Task description:
For this exercise, repeat the records below exactly as written.

Dataset rows for apps and sites:
>>>
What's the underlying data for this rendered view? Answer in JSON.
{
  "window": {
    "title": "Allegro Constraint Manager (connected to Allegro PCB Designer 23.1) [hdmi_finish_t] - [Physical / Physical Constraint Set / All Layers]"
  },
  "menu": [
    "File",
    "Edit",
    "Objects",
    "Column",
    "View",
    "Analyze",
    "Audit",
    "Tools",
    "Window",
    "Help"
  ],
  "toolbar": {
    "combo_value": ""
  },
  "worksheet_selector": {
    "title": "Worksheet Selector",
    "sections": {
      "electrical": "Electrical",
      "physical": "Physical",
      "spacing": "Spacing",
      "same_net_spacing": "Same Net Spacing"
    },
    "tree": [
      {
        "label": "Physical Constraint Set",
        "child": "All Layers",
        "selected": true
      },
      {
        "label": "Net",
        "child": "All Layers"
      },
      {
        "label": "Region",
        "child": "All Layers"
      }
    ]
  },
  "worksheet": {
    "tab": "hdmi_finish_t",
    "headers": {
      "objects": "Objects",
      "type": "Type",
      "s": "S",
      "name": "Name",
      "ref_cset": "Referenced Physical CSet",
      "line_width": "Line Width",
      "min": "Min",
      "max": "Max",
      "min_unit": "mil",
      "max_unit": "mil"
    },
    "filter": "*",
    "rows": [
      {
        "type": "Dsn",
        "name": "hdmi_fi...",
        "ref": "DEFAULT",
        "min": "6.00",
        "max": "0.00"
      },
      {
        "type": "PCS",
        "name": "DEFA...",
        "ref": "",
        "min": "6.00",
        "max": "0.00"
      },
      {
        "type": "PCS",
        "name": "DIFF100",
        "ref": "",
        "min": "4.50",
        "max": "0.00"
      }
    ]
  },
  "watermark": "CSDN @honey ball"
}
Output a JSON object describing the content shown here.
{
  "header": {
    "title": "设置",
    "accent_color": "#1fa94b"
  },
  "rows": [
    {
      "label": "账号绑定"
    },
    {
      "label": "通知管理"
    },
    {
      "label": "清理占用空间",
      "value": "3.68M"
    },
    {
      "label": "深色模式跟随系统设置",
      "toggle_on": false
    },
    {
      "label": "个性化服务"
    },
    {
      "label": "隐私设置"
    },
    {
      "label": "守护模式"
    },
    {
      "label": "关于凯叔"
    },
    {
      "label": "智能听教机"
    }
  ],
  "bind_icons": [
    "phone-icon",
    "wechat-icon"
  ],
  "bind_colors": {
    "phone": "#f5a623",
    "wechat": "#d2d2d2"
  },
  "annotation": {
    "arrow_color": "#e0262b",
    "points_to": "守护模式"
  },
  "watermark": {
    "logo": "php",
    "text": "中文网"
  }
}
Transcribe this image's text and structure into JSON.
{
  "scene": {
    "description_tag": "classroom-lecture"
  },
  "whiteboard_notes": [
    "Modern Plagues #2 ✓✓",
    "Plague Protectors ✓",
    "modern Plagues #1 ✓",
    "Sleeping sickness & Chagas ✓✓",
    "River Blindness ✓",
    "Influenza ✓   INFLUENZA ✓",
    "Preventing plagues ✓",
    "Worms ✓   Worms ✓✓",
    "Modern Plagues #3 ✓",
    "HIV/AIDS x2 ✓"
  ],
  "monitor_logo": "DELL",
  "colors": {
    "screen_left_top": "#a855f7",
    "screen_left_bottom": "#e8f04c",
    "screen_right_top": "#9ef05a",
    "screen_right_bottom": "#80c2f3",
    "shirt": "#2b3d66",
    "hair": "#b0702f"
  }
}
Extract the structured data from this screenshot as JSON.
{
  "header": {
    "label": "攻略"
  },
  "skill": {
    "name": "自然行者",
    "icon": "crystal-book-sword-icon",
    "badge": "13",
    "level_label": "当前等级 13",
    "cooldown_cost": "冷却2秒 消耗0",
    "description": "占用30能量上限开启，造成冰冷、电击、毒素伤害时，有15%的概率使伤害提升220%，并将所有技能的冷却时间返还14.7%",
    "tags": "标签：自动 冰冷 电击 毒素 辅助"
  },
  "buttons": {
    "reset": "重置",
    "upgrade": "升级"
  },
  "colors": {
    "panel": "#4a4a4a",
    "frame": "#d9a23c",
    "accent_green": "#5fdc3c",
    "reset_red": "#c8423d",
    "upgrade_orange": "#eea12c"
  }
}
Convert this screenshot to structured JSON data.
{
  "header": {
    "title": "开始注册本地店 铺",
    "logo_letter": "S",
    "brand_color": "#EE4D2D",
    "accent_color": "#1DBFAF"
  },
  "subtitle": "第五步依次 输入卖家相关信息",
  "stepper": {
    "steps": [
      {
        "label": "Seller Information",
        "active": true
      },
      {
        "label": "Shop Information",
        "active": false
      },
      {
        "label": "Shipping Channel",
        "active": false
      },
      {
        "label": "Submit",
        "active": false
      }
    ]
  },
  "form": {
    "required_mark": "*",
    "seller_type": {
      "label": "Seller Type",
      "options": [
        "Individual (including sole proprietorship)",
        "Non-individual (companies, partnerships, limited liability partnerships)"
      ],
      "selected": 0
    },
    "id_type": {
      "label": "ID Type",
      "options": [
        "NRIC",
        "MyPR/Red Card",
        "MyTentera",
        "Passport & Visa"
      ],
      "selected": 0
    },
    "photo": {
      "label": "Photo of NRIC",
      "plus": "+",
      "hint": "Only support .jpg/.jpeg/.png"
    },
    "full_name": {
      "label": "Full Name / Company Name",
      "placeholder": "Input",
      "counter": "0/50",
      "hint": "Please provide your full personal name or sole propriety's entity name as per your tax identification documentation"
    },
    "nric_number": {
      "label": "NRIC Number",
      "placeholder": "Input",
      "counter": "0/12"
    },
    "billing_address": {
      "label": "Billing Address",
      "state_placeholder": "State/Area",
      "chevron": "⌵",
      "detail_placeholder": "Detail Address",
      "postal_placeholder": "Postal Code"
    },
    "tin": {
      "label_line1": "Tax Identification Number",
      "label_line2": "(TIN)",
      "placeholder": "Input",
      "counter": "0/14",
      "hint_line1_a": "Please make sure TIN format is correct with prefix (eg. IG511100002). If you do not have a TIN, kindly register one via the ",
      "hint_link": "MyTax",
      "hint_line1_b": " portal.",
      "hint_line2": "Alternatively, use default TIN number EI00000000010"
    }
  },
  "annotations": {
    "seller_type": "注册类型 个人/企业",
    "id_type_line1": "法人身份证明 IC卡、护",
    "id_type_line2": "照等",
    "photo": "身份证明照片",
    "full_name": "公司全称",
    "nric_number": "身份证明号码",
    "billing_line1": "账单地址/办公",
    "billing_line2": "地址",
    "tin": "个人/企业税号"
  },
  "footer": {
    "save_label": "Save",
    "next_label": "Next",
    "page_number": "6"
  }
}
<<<
Your solution:
What's the underlying data for this rendered view? Answer in JSON.
{
  "window": {
    "title": "Allegro Constraint Manager (connected to Allegro PCB Designer 23.1) [hdmi_finish_t] - [Physical / Physical Constraint Set / All Layers]"
  },
  "menu": [
    "File",
    "Edit",
    "Objects",
    "Column",
    "View",
    "Analyze",
    "Audit",
    "Tools",
    "Window",
    "Help"
  ],
  "toolbar": {
    "combo_value": ""
  },
  "worksheet_selector": {
    "title": "Worksheet Selector",
    "sections": {
      "electrical": "Electrical",
      "physical": "Physical",
      "spacing": "Spacing",
      "same_net_spacing": "Same Net Spacing"
    },
    "tree": [
      {
        "label": "Physical Constraint Set",
        "child": "All Layers",
        "selected": true
      },
      {
        "label": "Net",
        "child": "All Layers"
      },
      {
        "label": "Region",
        "child": "All Layers"
      }
    ]
  },
  "worksheet": {
    "tab": "hdmi_finish_t",
    "headers": {
      "objects": "Objects",
      "type": "Type",
      "s": "S",
      "name": "Name",
      "ref_cset": "Referenced Physical CSet",
      "line_width": "Line Width",
      "min": "Min",
      "max": "Max",
      "min_unit": "mil",
      "max_unit": "mil"
    },
    "filter": "*",
    "rows": [
      {
        "type": "Dsn",
        "name": "hdmi_fi...",
        "ref": "DEFAULT",
        "min": "6.00",
        "max": "0.00"
      },
      {
        "type": "PCS",
        "name": "DEFA...",
        "ref": "",
        "min": "6.00",
        "max": "0.00"
      },
      {
        "type": "PCS",
        "name": "DIFF100",
        "ref": "",
        "min": "4.50",
        "max": "0.00"
      }
    ]
  },
  "watermark": "CSDN @honey ball"
}
Output a JSON object describing the content shown here.
{
  "header": {
    "title": "设置",
    "accent_color": "#1fa94b"
  },
  "rows": [
    {
      "label": "账号绑定"
    },
    {
      "label": "通知管理"
    },
    {
      "label": "清理占用空间",
      "value": "3.68M"
    },
    {
      "label": "深色模式跟随系统设置",
      "toggle_on": false
    },
    {
      "label": "个性化服务"
    },
    {
      "label": "隐私设置"
    },
    {
      "label": "守护模式"
    },
    {
      "label": "关于凯叔"
    },
    {
      "label": "智能听教机"
    }
  ],
  "bind_icons": [
    "phone-icon",
    "wechat-icon"
  ],
  "bind_colors": {
    "phone": "#f5a623",
    "wechat": "#d2d2d2"
  },
  "annotation": {
    "arrow_color": "#e0262b",
    "points_to": "守护模式"
  },
  "watermark": {
    "logo": "php",
    "text": "中文网"
  }
}
Transcribe this image's text and structure into JSON.
{
  "scene": {
    "description_tag": "classroom-lecture"
  },
  "whiteboard_notes": [
    "Modern Plagues #2 ✓✓",
    "Plague Protectors ✓",
    "modern Plagues #1 ✓",
    "Sleeping sickness & Chagas ✓✓",
    "River Blindness ✓",
    "Influenza ✓   INFLUENZA ✓",
    "Preventing plagues ✓",
    "Worms ✓   Worms ✓✓",
    "Modern Plagues #3 ✓",
    "HIV/AIDS x2 ✓"
  ],
  "monitor_logo": "DELL",
  "colors": {
    "screen_left_top": "#a855f7",
    "screen_left_bottom": "#e8f04c",
    "screen_right_top": "#9ef05a",
    "screen_right_bottom": "#80c2f3",
    "shirt": "#2b3d66",
    "hair": "#b0702f"
  }
}
Extract the structured data from this screenshot as JSON.
{
  "header": {
    "label": "攻略"
  },
  "skill": {
    "name": "自然行者",
    "icon": "crystal-book-sword-icon",
    "badge": "13",
    "level_label": "当前等级 13",
    "cooldown_cost": "冷却2秒 消耗0",
    "description": "占用30能量上限开启，造成冰冷、电击、毒素伤害时，有15%的概率使伤害提升220%，并将所有技能的冷却时间返还14.7%",
    "tags": "标签：自动 冰冷 电击 毒素 辅助"
  },
  "buttons": {
    "reset": "重置",
    "upgrade": "升级"
  },
  "colors": {
    "panel": "#4a4a4a",
    "frame": "#d9a23c",
    "accent_green": "#5fdc3c",
    "reset_red": "#c8423d",
    "upgrade_orange": "#eea12c"
  }
}
Convert this screenshot to structured JSON data.
{
  "header": {
    "title": "开始注册本地店 铺",
    "logo_letter": "S",
    "brand_color": "#EE4D2D",
    "accent_color": "#1DBFAF"
  },
  "subtitle": "第五步依次 输入卖家相关信息",
  "stepper": {
    "steps": [
      {
        "label": "Seller Information",
        "active": true
      },
      {
        "label": "Shop Information",
        "active": false
      },
      {
        "label": "Shipping Channel",
        "active": false
      },
      {
        "label": "Submit",
        "active": false
      }
    ]
  },
  "form": {
    "required_mark": "*",
    "seller_type": {
      "label": "Seller Type",
      "options": [
        "Individual (including sole proprietorship)",
        "Non-individual (companies, partnerships, limited liability partnerships)"
      ],
      "selected": 0
    },
    "id_type": {
      "label": "ID Type",
      "options": [
        "NRIC",
        "MyPR/Red Card",
        "MyTentera",
        "Passport & Visa"
      ],
      "selected": 0
    },
    "photo": {
      "label": "Photo of NRIC",
      "plus": "+",
      "hint": "Only support .jpg/.jpeg/.png"
    },
    "full_name": {
      "label": "Full Name / Company Name",
      "placeholder": "Input",
      "counter": "0/50",
      "hint": "Please provide your full personal name or sole propriety's entity name as per your tax identification documentation"
    },
    "nric_number": {
      "label": "NRIC Number",
      "placeholder": "Input",
      "counter": "0/12"
    },
    "billing_address": {
      "label": "Billing Address",
      "state_placeholder": "State/Area",
      "chevron": "⌵",
      "detail_placeholder": "Detail Address",
      "postal_placeholder": "Postal Code"
    },
    "tin": {
      "label_line1": "Tax Identification Number",
      "label_line2": "(TIN)",
      "placeholder": "Input",
      "counter": "0/14",
      "hint_line1_a": "Please make sure TIN format is correct with prefix (eg. IG511100002). If you do not have a TIN, kindly register one via the ",
      "hint_link": "MyTax",
      "hint_line1_b": " portal.",
      "hint_line2": "Alternatively, use default TIN number EI00000000010"
    }
  },
  "annotations": {
    "seller_type": "注册类型 个人/企业",
    "id_type_line1": "法人身份证明 IC卡、护",
    "id_type_line2": "照等",
    "photo": "身份证明照片",
    "full_name": "公司全称",
    "nric_number": "身份证明号码",
    "billing_line1": "账单地址/办公",
    "billing_line2": "地址",
    "tin": "个人/企业税号"
  },
  "footer": {
    "save_label": "Save",
    "next_label": "Next",
    "page_number": "6"
  }
}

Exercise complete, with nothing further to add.